INSTRUCTIONS TO FOLLOW: From the records below, find each line with the string "blog" and copy it.

SOURCE MATERIAL:

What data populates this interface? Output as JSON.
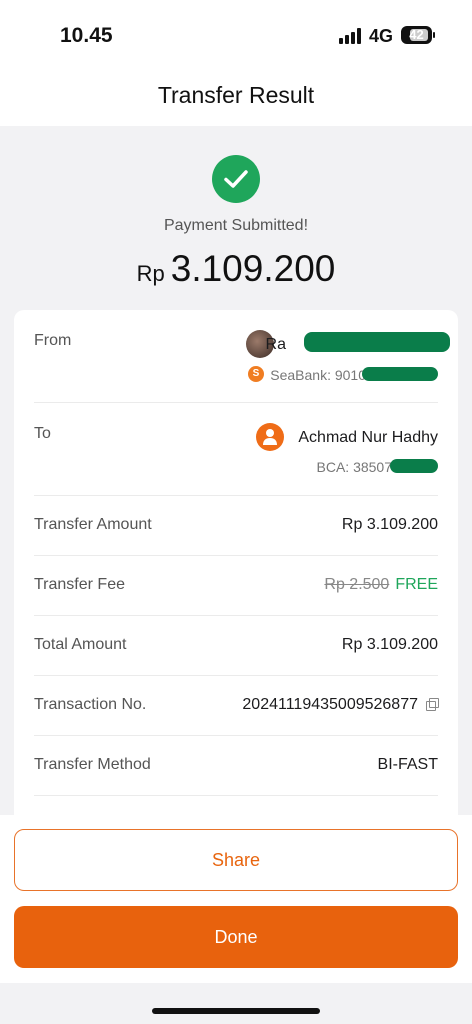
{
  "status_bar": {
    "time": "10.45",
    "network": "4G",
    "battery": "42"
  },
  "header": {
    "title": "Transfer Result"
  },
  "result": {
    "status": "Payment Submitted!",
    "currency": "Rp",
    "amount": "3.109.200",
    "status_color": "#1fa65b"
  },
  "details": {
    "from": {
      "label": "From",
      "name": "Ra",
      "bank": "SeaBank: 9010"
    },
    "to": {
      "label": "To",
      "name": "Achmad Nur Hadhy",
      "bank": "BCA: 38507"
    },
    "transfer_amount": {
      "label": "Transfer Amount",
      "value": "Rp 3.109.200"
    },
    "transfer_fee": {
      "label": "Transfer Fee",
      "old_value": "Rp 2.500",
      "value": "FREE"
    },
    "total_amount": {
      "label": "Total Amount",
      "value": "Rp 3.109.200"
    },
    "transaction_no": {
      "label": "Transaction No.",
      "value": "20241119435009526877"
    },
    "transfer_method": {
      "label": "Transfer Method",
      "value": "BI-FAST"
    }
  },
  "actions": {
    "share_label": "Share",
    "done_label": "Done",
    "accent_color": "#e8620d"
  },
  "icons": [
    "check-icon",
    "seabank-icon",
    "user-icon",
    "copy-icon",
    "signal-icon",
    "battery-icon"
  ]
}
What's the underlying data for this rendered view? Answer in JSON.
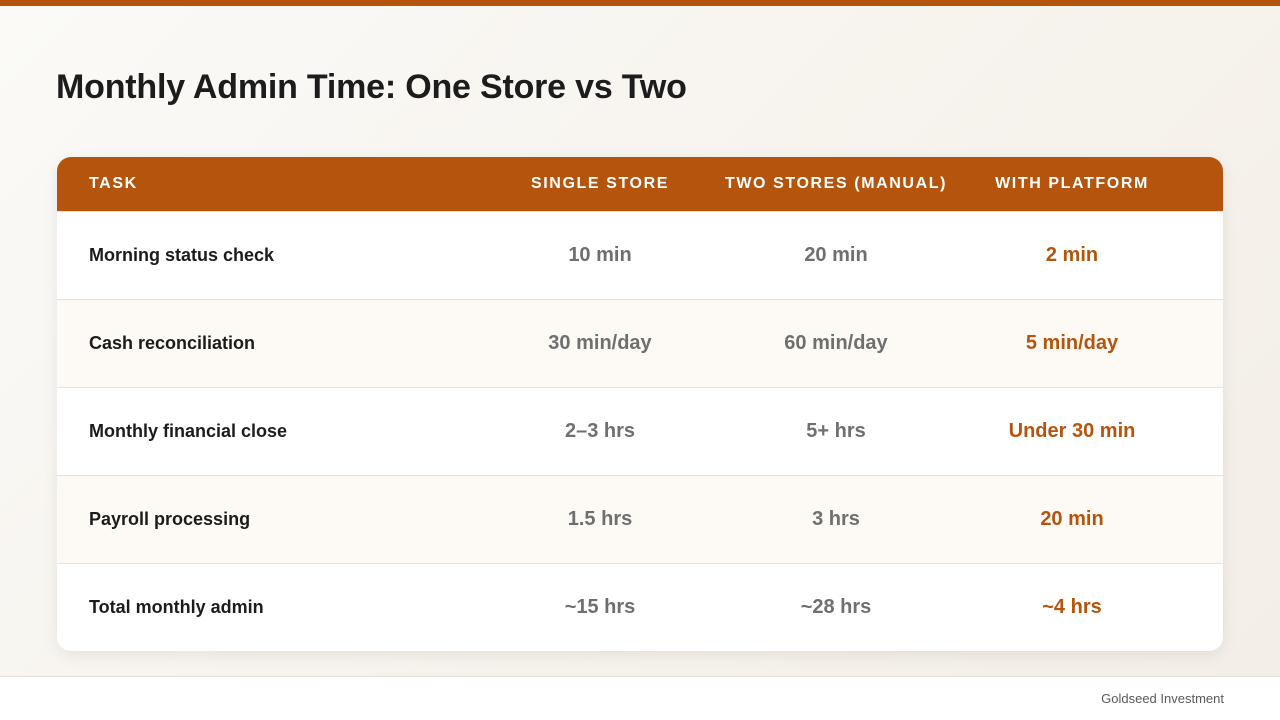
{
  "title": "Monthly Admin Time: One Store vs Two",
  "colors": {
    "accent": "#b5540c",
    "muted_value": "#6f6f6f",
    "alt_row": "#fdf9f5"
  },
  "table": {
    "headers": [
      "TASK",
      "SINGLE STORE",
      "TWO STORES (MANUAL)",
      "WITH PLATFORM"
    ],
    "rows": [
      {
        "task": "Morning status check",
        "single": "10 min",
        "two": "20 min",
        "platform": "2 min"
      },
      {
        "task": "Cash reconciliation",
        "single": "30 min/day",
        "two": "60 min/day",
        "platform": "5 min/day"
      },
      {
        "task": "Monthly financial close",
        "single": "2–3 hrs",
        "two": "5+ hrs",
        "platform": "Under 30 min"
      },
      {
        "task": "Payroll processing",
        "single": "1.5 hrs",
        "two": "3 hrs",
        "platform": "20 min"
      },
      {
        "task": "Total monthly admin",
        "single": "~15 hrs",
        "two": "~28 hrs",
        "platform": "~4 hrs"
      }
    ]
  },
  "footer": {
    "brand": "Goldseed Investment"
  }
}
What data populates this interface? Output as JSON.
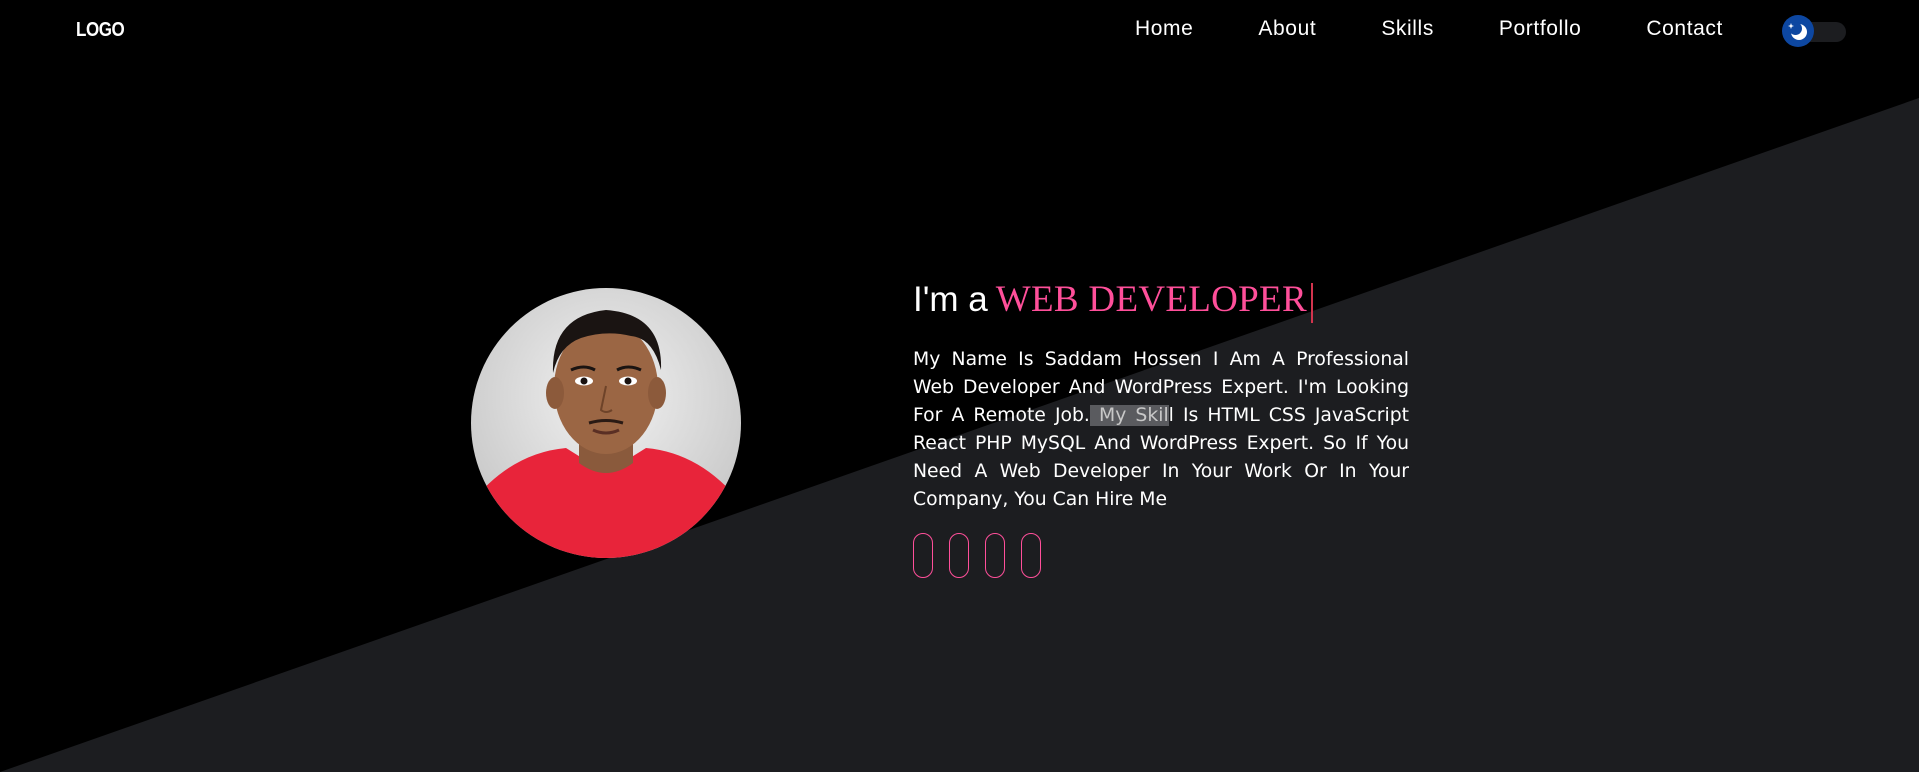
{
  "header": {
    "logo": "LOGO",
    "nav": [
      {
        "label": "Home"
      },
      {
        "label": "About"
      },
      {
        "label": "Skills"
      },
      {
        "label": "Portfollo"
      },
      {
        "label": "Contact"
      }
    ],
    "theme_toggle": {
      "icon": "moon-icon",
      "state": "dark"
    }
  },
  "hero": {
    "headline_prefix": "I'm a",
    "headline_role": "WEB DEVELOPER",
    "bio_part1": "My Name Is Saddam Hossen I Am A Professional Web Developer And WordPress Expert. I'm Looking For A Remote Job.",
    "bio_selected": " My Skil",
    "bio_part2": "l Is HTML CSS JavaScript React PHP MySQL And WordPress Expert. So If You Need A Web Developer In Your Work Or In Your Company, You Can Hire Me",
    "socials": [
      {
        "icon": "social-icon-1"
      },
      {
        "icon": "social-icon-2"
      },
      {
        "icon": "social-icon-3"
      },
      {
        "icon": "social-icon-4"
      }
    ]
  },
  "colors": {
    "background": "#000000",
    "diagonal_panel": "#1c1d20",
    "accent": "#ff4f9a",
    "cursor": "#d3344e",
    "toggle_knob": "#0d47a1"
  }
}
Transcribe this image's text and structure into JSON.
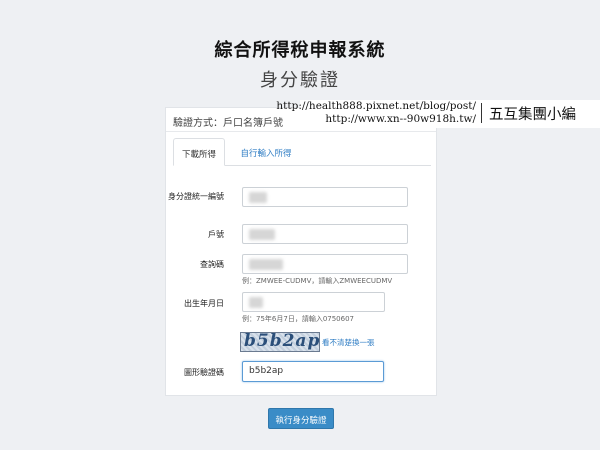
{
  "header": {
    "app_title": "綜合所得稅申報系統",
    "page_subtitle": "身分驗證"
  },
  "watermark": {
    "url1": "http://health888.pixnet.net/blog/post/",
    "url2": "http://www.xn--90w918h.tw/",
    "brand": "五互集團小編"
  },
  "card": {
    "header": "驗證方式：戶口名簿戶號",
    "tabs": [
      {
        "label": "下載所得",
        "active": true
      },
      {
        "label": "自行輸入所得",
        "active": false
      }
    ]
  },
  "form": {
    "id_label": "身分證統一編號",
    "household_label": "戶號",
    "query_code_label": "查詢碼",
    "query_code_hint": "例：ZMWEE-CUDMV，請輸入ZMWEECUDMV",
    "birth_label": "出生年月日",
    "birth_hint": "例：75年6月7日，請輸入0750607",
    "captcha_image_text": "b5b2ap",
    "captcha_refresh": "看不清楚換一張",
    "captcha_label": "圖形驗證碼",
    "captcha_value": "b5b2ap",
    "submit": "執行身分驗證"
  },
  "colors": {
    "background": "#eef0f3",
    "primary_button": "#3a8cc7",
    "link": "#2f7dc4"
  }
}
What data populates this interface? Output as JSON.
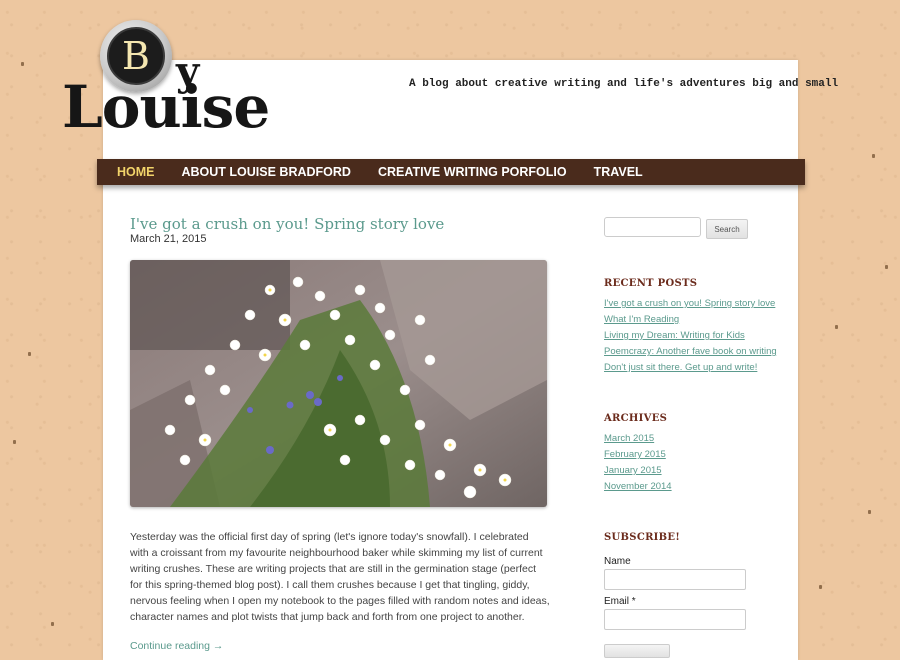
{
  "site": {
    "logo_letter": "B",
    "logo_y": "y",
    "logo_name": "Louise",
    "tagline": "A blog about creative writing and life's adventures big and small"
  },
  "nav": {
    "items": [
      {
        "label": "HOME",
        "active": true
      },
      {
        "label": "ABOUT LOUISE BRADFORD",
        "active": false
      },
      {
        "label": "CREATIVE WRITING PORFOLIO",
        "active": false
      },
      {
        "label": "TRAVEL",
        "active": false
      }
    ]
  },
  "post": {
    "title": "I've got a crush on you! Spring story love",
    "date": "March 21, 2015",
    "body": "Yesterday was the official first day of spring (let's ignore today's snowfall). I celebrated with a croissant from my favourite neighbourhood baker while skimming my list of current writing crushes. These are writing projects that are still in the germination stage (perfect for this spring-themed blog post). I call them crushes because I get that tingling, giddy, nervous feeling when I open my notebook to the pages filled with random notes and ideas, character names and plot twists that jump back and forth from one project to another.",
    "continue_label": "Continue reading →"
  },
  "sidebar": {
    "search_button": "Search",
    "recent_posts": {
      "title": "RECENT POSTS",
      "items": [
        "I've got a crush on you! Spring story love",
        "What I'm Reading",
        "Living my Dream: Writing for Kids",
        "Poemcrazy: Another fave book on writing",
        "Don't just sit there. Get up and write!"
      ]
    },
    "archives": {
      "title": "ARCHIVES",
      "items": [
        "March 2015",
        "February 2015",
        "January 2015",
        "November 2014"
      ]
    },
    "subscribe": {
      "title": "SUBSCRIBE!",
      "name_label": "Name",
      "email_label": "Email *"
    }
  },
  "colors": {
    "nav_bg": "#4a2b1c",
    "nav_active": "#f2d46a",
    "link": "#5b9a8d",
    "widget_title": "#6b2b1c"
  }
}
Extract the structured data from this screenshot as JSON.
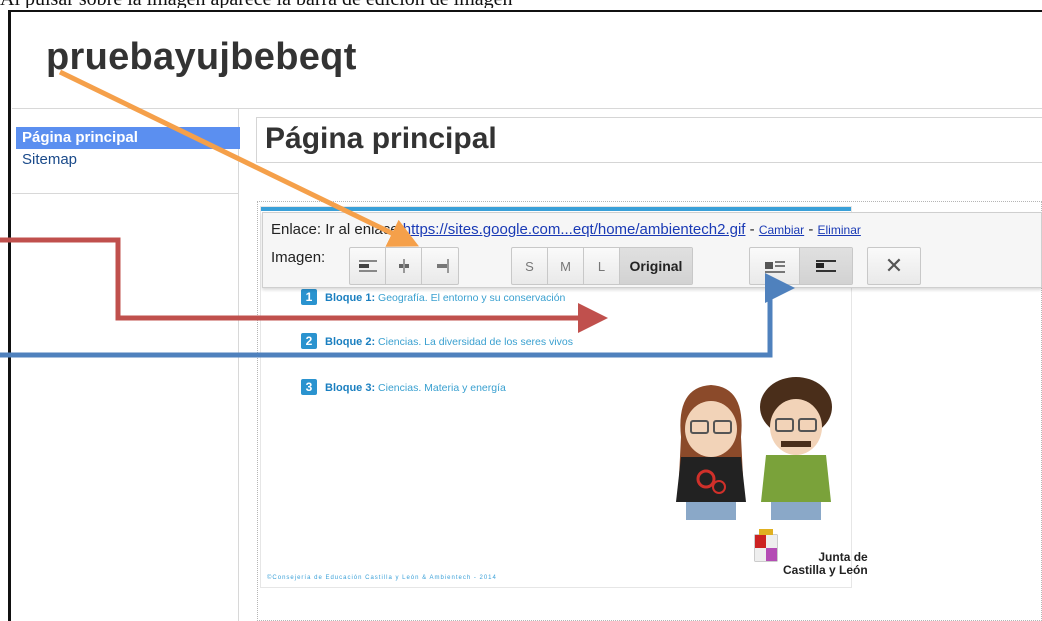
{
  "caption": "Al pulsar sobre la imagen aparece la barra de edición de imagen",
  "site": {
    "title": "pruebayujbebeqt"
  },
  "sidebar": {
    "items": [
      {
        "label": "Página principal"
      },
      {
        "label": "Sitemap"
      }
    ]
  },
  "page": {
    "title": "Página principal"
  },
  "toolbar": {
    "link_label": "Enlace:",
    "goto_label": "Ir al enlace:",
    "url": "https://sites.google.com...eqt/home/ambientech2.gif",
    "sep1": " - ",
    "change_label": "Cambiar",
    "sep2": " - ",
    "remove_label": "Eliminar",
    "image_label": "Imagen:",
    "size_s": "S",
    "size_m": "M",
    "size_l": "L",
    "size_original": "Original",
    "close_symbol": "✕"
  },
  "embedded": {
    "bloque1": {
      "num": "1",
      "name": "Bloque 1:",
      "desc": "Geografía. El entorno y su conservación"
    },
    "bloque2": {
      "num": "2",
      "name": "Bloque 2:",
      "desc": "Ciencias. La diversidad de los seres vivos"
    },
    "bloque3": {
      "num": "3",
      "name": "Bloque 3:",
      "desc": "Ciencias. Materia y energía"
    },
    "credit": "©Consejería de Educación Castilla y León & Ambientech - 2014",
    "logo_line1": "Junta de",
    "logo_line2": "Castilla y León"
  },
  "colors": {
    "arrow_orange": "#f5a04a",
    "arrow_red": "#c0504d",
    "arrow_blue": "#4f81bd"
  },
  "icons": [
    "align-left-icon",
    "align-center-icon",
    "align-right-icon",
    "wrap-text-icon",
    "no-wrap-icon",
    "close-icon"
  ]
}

YOUR SOLUTION:
    "url1": "http://health888.pixnet.net/blog/post/",
    "tagline": "A blog about creative writing and life's adventures big and small"
    "body": "Yesterday was the official first day of spring (let's ignore today's snowfall). I celebrated with a croissant from my favourite neighbourhood baker while skimming my list of current writing crushes. These are writing projects that are still in the germination stage (perfect for this spring-themed blog post). I call them crushes because I get that tingling, giddy, nervous feeling when I open my notebook to the pages filled with random notes and ideas, character names and plot twists that jump back and forth from one project to another.",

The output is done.